DATA SHOWN: Begin

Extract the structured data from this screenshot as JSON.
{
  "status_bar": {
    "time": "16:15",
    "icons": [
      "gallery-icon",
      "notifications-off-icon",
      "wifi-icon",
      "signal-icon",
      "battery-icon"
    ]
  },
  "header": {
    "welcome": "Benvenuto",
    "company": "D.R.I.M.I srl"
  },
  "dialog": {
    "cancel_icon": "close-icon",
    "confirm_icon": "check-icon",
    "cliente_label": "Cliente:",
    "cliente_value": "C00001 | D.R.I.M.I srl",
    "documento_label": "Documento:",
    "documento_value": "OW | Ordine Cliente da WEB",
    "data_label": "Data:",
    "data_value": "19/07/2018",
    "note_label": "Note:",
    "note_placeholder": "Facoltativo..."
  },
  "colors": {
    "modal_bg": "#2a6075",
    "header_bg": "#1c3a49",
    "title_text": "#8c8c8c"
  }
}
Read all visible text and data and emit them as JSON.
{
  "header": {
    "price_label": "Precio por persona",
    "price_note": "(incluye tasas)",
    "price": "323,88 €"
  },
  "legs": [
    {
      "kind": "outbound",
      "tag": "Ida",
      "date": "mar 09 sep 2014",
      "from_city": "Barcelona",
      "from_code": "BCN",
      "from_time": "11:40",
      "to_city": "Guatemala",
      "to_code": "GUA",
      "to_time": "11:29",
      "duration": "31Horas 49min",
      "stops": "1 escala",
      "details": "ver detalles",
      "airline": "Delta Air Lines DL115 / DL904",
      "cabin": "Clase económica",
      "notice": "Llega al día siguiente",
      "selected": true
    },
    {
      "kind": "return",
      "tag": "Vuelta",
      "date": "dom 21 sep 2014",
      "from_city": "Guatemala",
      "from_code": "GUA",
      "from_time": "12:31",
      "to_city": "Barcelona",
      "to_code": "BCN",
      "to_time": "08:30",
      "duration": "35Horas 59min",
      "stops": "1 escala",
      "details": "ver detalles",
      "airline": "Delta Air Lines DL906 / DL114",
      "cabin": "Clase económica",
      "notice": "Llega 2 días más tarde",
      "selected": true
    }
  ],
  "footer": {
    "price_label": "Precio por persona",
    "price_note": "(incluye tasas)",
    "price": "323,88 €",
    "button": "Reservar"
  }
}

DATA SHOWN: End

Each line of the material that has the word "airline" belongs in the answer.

      "airline": "Delta Air Lines DL115 / DL904",
      "airline": "Delta Air Lines DL906 / DL114",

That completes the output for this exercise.